RECORD SET Block Start
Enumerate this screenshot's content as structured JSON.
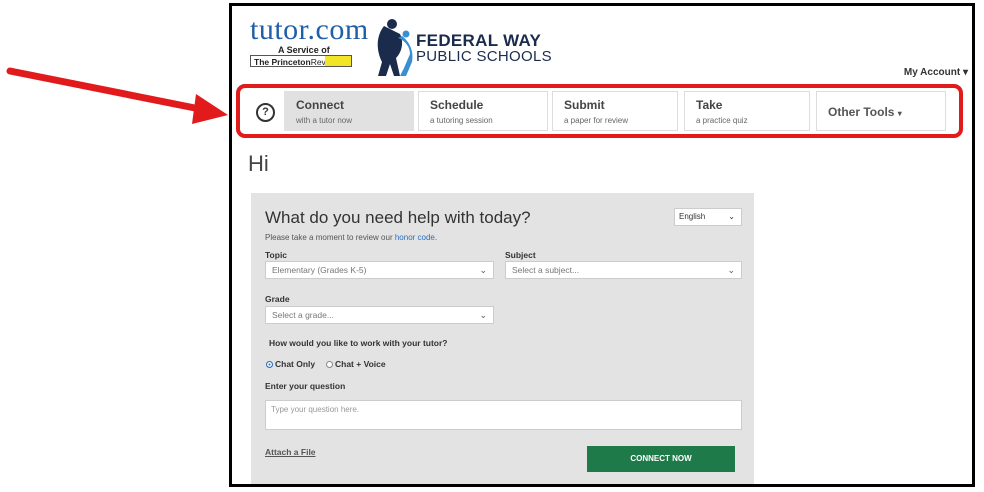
{
  "logo": {
    "tutor": "tutor.com",
    "service": "A Service of",
    "princeton_bold": "The Princeton",
    "princeton_rest": "Review"
  },
  "district": {
    "line1": "FEDERAL WAY",
    "line2": "PUBLIC SCHOOLS"
  },
  "header": {
    "my_account": "My Account"
  },
  "nav": {
    "help": "?",
    "tabs": [
      {
        "title": "Connect",
        "subtitle": "with a tutor now"
      },
      {
        "title": "Schedule",
        "subtitle": "a tutoring session"
      },
      {
        "title": "Submit",
        "subtitle": "a paper for review"
      },
      {
        "title": "Take",
        "subtitle": "a practice quiz"
      }
    ],
    "other_tools": "Other Tools"
  },
  "greeting": "Hi",
  "form": {
    "title": "What do you need help with today?",
    "language": "English",
    "honor_prefix": "Please take a moment to review our ",
    "honor_link": "honor code",
    "honor_suffix": ".",
    "topic_label": "Topic",
    "topic_value": "Elementary (Grades K-5)",
    "subject_label": "Subject",
    "subject_placeholder": "Select a subject...",
    "grade_label": "Grade",
    "grade_placeholder": "Select a grade...",
    "mode_question": "How would you like to work with your tutor?",
    "mode_options": [
      "Chat Only",
      "Chat + Voice"
    ],
    "question_label": "Enter your question",
    "question_placeholder": "Type your question here.",
    "attach_label": "Attach a File",
    "connect_label": "CONNECT NOW"
  },
  "colors": {
    "annotation_red": "#e11b1b",
    "connect_green": "#1f7a4a",
    "link_blue": "#2a6ebb",
    "panel_gray": "#e3e3e3"
  }
}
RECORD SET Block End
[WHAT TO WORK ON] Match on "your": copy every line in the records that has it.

[OUTPUT FOR THIS EXERCISE]
    "mode_question": "How would you like to work with your tutor?",
    "question_label": "Enter your question",
    "question_placeholder": "Type your question here.",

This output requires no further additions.